- **RECORDS FOR THIS TASK**:
++++

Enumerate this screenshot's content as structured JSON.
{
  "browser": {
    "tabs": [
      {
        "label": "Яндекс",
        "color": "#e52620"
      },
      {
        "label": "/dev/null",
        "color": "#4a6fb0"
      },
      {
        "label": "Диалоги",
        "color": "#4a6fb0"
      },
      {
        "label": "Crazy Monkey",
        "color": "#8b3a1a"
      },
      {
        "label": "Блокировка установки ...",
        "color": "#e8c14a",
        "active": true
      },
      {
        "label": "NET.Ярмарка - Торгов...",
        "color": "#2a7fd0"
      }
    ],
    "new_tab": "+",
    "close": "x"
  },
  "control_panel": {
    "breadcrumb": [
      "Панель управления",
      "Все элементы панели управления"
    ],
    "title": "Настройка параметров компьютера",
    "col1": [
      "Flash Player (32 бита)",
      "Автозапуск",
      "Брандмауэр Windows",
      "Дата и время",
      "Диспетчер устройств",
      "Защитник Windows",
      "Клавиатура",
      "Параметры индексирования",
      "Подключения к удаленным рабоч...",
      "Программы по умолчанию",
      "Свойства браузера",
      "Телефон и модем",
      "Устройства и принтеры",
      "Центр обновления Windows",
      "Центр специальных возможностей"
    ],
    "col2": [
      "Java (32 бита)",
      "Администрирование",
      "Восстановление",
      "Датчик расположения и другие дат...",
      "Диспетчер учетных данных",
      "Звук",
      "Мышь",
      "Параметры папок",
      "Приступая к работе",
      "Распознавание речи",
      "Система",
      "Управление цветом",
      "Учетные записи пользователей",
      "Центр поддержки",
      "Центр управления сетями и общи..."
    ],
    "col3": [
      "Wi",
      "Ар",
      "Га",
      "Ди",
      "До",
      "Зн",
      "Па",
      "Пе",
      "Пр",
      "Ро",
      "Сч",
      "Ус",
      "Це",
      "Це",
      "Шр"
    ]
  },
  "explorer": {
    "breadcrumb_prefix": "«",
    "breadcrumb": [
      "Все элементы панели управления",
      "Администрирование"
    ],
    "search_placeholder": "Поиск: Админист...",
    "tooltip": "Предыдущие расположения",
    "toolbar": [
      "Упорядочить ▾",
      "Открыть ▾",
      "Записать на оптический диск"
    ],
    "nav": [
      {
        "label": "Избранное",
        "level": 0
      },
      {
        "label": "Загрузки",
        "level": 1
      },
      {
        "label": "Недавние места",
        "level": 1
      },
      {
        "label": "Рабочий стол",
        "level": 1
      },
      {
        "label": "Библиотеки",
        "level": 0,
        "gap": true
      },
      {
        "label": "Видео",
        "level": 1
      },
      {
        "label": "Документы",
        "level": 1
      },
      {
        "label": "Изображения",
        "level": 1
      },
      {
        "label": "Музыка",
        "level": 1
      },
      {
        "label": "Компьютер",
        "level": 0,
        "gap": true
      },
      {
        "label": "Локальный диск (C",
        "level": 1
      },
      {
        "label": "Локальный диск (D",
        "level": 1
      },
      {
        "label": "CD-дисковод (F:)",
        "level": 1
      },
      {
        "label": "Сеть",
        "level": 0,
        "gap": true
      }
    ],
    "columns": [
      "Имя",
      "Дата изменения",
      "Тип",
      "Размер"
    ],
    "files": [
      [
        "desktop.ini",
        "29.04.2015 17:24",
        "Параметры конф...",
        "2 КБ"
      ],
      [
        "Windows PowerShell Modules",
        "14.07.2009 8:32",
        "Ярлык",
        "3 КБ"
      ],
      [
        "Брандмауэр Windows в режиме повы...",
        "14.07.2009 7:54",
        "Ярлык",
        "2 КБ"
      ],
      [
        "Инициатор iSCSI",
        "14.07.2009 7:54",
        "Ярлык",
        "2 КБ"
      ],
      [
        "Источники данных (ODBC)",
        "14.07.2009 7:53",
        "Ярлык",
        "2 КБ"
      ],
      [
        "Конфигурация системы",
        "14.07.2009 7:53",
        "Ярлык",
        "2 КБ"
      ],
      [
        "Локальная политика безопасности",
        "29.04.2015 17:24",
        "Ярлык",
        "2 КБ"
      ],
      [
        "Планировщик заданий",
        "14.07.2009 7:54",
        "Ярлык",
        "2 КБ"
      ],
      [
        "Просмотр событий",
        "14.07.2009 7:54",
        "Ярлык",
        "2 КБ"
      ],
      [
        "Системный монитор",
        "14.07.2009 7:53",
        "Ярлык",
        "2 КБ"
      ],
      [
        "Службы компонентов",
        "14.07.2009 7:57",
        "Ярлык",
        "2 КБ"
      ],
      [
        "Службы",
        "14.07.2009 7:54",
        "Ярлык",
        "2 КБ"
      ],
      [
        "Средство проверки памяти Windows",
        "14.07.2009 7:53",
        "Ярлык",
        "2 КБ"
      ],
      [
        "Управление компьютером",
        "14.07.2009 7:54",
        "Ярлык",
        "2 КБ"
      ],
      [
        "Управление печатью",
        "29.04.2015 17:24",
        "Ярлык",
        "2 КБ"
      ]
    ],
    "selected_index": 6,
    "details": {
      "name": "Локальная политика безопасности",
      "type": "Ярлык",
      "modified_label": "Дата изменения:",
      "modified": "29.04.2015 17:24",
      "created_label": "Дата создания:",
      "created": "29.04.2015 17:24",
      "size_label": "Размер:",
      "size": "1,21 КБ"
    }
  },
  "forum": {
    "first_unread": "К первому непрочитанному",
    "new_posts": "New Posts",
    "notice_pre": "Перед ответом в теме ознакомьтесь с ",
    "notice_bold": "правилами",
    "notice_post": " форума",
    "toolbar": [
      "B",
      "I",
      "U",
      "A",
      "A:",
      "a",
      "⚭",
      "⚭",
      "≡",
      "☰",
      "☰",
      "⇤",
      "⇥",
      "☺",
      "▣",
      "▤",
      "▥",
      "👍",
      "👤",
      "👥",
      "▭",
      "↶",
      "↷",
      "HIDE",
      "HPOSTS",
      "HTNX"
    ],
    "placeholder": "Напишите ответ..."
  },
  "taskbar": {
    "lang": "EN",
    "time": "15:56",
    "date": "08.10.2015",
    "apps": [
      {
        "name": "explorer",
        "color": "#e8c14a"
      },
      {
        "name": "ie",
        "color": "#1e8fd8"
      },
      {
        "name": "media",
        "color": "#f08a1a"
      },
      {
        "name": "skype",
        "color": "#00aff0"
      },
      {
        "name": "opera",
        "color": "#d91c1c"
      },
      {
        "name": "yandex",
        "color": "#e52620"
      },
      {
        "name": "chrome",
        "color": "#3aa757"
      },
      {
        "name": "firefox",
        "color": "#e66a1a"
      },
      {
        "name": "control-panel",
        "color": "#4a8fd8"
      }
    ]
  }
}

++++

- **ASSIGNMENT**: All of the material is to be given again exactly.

- **SOLUTION TO THE PROBLEM**:
Enumerate this screenshot's content as structured JSON.
{
  "browser": {
    "tabs": [
      {
        "label": "Яндекс",
        "color": "#e52620"
      },
      {
        "label": "/dev/null",
        "color": "#4a6fb0"
      },
      {
        "label": "Диалоги",
        "color": "#4a6fb0"
      },
      {
        "label": "Crazy Monkey",
        "color": "#8b3a1a"
      },
      {
        "label": "Блокировка установки ...",
        "color": "#e8c14a",
        "active": true
      },
      {
        "label": "NET.Ярмарка - Торгов...",
        "color": "#2a7fd0"
      }
    ],
    "new_tab": "+",
    "close": "x"
  },
  "control_panel": {
    "breadcrumb": [
      "Панель управления",
      "Все элементы панели управления"
    ],
    "title": "Настройка параметров компьютера",
    "col1": [
      "Flash Player (32 бита)",
      "Автозапуск",
      "Брандмауэр Windows",
      "Дата и время",
      "Диспетчер устройств",
      "Защитник Windows",
      "Клавиатура",
      "Параметры индексирования",
      "Подключения к удаленным рабоч...",
      "Программы по умолчанию",
      "Свойства браузера",
      "Телефон и модем",
      "Устройства и принтеры",
      "Центр обновления Windows",
      "Центр специальных возможностей"
    ],
    "col2": [
      "Java (32 бита)",
      "Администрирование",
      "Восстановление",
      "Датчик расположения и другие дат...",
      "Диспетчер учетных данных",
      "Звук",
      "Мышь",
      "Параметры папок",
      "Приступая к работе",
      "Распознавание речи",
      "Система",
      "Управление цветом",
      "Учетные записи пользователей",
      "Центр поддержки",
      "Центр управления сетями и общи..."
    ],
    "col3": [
      "Wi",
      "Ар",
      "Га",
      "Ди",
      "До",
      "Зн",
      "Па",
      "Пе",
      "Пр",
      "Ро",
      "Сч",
      "Ус",
      "Це",
      "Це",
      "Шр"
    ]
  },
  "explorer": {
    "breadcrumb_prefix": "«",
    "breadcrumb": [
      "Все элементы панели управления",
      "Администрирование"
    ],
    "search_placeholder": "Поиск: Админист...",
    "tooltip": "Предыдущие расположения",
    "toolbar": [
      "Упорядочить ▾",
      "Открыть ▾",
      "Записать на оптический диск"
    ],
    "nav": [
      {
        "label": "Избранное",
        "level": 0
      },
      {
        "label": "Загрузки",
        "level": 1
      },
      {
        "label": "Недавние места",
        "level": 1
      },
      {
        "label": "Рабочий стол",
        "level": 1
      },
      {
        "label": "Библиотеки",
        "level": 0,
        "gap": true
      },
      {
        "label": "Видео",
        "level": 1
      },
      {
        "label": "Документы",
        "level": 1
      },
      {
        "label": "Изображения",
        "level": 1
      },
      {
        "label": "Музыка",
        "level": 1
      },
      {
        "label": "Компьютер",
        "level": 0,
        "gap": true
      },
      {
        "label": "Локальный диск (C",
        "level": 1
      },
      {
        "label": "Локальный диск (D",
        "level": 1
      },
      {
        "label": "CD-дисковод (F:)",
        "level": 1
      },
      {
        "label": "Сеть",
        "level": 0,
        "gap": true
      }
    ],
    "columns": [
      "Имя",
      "Дата изменения",
      "Тип",
      "Размер"
    ],
    "files": [
      [
        "desktop.ini",
        "29.04.2015 17:24",
        "Параметры конф...",
        "2 КБ"
      ],
      [
        "Windows PowerShell Modules",
        "14.07.2009 8:32",
        "Ярлык",
        "3 КБ"
      ],
      [
        "Брандмауэр Windows в режиме повы...",
        "14.07.2009 7:54",
        "Ярлык",
        "2 КБ"
      ],
      [
        "Инициатор iSCSI",
        "14.07.2009 7:54",
        "Ярлык",
        "2 КБ"
      ],
      [
        "Источники данных (ODBC)",
        "14.07.2009 7:53",
        "Ярлык",
        "2 КБ"
      ],
      [
        "Конфигурация системы",
        "14.07.2009 7:53",
        "Ярлык",
        "2 КБ"
      ],
      [
        "Локальная политика безопасности",
        "29.04.2015 17:24",
        "Ярлык",
        "2 КБ"
      ],
      [
        "Планировщик заданий",
        "14.07.2009 7:54",
        "Ярлык",
        "2 КБ"
      ],
      [
        "Просмотр событий",
        "14.07.2009 7:54",
        "Ярлык",
        "2 КБ"
      ],
      [
        "Системный монитор",
        "14.07.2009 7:53",
        "Ярлык",
        "2 КБ"
      ],
      [
        "Службы компонентов",
        "14.07.2009 7:57",
        "Ярлык",
        "2 КБ"
      ],
      [
        "Службы",
        "14.07.2009 7:54",
        "Ярлык",
        "2 КБ"
      ],
      [
        "Средство проверки памяти Windows",
        "14.07.2009 7:53",
        "Ярлык",
        "2 КБ"
      ],
      [
        "Управление компьютером",
        "14.07.2009 7:54",
        "Ярлык",
        "2 КБ"
      ],
      [
        "Управление печатью",
        "29.04.2015 17:24",
        "Ярлык",
        "2 КБ"
      ]
    ],
    "selected_index": 6,
    "details": {
      "name": "Локальная политика безопасности",
      "type": "Ярлык",
      "modified_label": "Дата изменения:",
      "modified": "29.04.2015 17:24",
      "created_label": "Дата создания:",
      "created": "29.04.2015 17:24",
      "size_label": "Размер:",
      "size": "1,21 КБ"
    }
  },
  "forum": {
    "first_unread": "К первому непрочитанному",
    "new_posts": "New Posts",
    "notice_pre": "Перед ответом в теме ознакомьтесь с ",
    "notice_bold": "правилами",
    "notice_post": " форума",
    "toolbar": [
      "B",
      "I",
      "U",
      "A",
      "A:",
      "a",
      "⚭",
      "⚭",
      "≡",
      "☰",
      "☰",
      "⇤",
      "⇥",
      "☺",
      "▣",
      "▤",
      "▥",
      "👍",
      "👤",
      "👥",
      "▭",
      "↶",
      "↷",
      "HIDE",
      "HPOSTS",
      "HTNX"
    ],
    "placeholder": "Напишите ответ..."
  },
  "taskbar": {
    "lang": "EN",
    "time": "15:56",
    "date": "08.10.2015",
    "apps": [
      {
        "name": "explorer",
        "color": "#e8c14a"
      },
      {
        "name": "ie",
        "color": "#1e8fd8"
      },
      {
        "name": "media",
        "color": "#f08a1a"
      },
      {
        "name": "skype",
        "color": "#00aff0"
      },
      {
        "name": "opera",
        "color": "#d91c1c"
      },
      {
        "name": "yandex",
        "color": "#e52620"
      },
      {
        "name": "chrome",
        "color": "#3aa757"
      },
      {
        "name": "firefox",
        "color": "#e66a1a"
      },
      {
        "name": "control-panel",
        "color": "#4a8fd8"
      }
    ]
  }
}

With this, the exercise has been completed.